Stripped down, it’s the same disheartening message women have been taught for millennia.
She’s just closed the biggest deal of her career, and she's walking on air, bursting with excitement. She's feeling fierce and powerful, but "fierce" and "powerful" don't feel feminine. So Susan tells Jim about her success, but downplays it, substituting "fierce and powerful" with "fun, charming, and unintimidating." Not surprisingly, the date falls flat.
She can't wait to share her success with Jim, but then she remembers the dating advice she's heard again and again: "If you're not in touch with your femininity, you won't be able to attract guys. So, soften up, or run the risk of failure in love." Susan is torn between two worlds. Awkwardness, the clay-footed compromise between impulse and inhibition, takes over, and neither Jim nor Susan can find the easy connection they felt in the past.
It holds us back from our ability to love authentically.
If we're single, it keeps us choosing the wrong partners.
Second, there's wisdom in the advice to get out of work-mode before a date, but isn't that job, not just the woman's?

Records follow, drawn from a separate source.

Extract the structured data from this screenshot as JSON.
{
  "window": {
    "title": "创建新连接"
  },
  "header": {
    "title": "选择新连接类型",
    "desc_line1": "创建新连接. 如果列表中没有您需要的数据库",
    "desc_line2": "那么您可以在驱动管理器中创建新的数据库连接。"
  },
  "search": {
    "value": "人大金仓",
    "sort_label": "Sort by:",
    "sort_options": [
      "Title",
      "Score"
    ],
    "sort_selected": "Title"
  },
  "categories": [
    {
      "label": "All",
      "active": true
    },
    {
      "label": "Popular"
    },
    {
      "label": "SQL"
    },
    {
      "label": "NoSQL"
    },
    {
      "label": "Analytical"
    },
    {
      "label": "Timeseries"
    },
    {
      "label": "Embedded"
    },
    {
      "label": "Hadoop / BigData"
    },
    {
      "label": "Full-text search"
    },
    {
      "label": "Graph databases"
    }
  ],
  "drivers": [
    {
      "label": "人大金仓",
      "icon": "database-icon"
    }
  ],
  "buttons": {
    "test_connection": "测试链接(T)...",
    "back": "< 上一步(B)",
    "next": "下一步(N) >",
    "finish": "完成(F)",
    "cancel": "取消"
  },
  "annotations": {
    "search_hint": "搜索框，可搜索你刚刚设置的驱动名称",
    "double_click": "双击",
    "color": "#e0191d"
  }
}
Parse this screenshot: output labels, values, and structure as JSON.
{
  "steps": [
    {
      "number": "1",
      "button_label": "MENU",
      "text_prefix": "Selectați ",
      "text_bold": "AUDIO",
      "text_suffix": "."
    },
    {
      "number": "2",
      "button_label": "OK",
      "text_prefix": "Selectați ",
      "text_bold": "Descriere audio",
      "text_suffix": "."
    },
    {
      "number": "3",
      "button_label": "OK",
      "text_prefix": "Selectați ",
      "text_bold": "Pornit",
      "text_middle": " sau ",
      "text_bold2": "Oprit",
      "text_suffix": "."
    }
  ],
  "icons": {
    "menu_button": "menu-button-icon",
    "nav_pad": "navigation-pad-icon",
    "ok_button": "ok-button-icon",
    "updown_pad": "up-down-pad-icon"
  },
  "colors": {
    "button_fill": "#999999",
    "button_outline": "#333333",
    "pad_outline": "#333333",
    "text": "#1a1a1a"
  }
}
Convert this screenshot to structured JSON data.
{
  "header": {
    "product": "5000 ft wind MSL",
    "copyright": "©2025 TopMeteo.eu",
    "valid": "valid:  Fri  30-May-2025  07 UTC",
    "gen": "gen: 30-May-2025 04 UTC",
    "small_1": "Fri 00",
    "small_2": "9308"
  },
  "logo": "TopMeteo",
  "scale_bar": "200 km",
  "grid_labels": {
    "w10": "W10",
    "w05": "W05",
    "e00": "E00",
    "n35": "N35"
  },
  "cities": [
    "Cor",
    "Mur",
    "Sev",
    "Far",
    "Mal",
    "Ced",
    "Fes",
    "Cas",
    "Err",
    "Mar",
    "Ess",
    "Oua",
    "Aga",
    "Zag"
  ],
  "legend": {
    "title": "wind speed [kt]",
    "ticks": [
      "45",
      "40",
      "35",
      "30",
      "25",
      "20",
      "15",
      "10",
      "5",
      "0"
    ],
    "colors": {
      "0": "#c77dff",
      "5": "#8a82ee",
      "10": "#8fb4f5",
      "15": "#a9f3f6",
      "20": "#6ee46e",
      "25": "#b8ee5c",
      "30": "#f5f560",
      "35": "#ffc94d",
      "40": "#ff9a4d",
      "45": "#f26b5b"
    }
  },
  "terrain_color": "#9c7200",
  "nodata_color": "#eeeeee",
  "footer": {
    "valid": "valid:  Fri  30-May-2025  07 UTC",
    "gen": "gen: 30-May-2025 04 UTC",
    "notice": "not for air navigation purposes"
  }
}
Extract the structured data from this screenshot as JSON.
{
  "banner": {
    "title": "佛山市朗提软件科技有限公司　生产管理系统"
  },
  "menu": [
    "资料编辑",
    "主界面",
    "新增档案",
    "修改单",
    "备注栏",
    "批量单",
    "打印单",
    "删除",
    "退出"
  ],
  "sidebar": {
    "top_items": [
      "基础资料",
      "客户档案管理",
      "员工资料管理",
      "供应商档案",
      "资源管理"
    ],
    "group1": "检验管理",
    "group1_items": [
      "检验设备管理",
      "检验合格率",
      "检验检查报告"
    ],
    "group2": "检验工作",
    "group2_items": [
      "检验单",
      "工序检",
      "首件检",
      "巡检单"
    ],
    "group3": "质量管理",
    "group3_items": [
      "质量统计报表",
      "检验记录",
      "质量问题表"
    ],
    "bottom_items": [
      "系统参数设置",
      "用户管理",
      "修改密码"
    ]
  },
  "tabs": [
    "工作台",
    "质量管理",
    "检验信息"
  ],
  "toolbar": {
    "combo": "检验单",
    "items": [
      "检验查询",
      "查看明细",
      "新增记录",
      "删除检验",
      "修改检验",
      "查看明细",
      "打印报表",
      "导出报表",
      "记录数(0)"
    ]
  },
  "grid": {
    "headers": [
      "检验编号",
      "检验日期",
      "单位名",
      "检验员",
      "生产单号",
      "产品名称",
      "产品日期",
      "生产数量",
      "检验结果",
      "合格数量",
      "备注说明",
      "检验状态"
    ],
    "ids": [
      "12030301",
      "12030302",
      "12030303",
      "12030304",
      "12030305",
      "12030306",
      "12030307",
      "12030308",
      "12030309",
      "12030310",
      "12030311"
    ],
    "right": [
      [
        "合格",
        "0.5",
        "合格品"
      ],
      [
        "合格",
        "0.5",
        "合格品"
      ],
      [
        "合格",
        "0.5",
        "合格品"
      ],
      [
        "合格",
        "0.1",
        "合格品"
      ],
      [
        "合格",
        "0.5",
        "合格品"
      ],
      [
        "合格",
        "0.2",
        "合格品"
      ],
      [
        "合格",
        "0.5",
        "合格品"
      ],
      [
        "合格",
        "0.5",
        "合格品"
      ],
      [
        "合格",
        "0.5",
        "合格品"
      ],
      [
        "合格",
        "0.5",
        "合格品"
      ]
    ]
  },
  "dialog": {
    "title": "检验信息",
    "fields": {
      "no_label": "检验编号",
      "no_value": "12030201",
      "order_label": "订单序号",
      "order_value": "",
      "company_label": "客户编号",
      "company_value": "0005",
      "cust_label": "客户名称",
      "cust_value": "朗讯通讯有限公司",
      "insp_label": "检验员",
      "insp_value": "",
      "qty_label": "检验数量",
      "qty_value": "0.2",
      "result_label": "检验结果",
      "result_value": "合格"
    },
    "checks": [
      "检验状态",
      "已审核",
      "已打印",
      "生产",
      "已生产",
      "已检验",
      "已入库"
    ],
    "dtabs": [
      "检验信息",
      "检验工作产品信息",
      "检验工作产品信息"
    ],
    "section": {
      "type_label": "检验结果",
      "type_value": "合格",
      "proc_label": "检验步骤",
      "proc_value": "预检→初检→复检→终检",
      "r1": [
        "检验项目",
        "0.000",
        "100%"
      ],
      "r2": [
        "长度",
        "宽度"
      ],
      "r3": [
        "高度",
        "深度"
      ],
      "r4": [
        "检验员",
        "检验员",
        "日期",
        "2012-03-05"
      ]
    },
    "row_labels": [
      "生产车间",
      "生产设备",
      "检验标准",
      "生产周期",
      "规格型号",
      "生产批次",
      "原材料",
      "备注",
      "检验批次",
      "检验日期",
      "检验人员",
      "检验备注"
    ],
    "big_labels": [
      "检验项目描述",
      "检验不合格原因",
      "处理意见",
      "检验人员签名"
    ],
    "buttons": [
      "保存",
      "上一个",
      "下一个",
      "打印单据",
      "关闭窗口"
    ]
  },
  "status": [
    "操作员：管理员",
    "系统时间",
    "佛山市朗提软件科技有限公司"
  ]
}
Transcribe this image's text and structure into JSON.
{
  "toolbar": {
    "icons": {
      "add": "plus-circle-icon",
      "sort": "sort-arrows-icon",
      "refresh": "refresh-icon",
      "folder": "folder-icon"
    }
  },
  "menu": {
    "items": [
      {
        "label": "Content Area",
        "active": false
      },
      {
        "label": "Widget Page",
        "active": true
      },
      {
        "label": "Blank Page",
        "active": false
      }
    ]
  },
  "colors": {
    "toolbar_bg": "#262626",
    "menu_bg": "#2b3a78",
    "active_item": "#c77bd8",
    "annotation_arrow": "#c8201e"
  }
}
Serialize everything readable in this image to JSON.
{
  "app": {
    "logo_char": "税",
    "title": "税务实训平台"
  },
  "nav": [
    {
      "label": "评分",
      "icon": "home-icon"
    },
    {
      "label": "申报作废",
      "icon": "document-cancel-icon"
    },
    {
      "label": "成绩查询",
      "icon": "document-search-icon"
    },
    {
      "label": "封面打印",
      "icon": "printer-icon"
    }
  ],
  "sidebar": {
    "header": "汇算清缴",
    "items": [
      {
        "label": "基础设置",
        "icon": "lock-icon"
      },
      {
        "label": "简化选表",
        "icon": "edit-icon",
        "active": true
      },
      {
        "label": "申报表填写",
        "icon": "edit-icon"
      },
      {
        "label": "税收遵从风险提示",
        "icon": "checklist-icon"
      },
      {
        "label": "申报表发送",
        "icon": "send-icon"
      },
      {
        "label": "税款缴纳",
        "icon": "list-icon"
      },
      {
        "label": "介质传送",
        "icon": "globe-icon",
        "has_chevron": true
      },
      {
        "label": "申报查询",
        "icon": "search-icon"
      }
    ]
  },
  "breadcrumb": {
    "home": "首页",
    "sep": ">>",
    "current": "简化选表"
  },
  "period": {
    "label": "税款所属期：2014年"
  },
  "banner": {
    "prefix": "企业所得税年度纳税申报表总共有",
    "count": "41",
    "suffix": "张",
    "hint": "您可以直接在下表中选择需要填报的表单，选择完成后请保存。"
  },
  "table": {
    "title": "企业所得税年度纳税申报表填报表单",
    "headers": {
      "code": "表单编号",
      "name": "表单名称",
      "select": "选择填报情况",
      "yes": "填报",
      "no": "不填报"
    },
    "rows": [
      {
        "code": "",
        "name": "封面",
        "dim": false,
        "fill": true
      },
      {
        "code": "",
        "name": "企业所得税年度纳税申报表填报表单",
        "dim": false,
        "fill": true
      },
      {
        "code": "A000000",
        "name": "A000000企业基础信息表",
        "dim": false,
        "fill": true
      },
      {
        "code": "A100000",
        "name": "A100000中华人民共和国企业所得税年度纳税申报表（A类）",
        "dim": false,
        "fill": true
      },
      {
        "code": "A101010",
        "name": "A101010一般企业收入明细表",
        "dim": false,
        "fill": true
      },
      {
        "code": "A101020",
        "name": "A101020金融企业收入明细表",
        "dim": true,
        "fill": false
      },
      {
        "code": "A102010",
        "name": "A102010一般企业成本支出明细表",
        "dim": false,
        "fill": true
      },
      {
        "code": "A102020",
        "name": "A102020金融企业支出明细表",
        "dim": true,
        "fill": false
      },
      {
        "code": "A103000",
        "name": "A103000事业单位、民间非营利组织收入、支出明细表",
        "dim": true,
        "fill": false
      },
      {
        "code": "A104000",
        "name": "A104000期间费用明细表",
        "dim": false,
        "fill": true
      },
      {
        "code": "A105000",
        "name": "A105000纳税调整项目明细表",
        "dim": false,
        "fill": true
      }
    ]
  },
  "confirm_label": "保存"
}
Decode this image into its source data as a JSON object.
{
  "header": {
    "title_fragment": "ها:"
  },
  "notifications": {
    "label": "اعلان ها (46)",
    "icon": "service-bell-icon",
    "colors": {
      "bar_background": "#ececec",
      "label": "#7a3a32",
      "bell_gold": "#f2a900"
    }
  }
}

Which is why researchers who study gender roles use terms that are not based on biology: "Instrumental" traits include assertiveness, decisiveness, independence, dominance, and ambition.Truly, in the matter of personality and romantic love, there is someone for everyone.With all this in mind, let's re-imagine Susan's date with Jim — through two different scenarios.Scenario 1: Susan lets herself share her full excitement with Jim."This is who I am, and who I want to be," she decides, "and if that makes him uncomfortable, then I'm dating the wrong guy." Jim is awkward.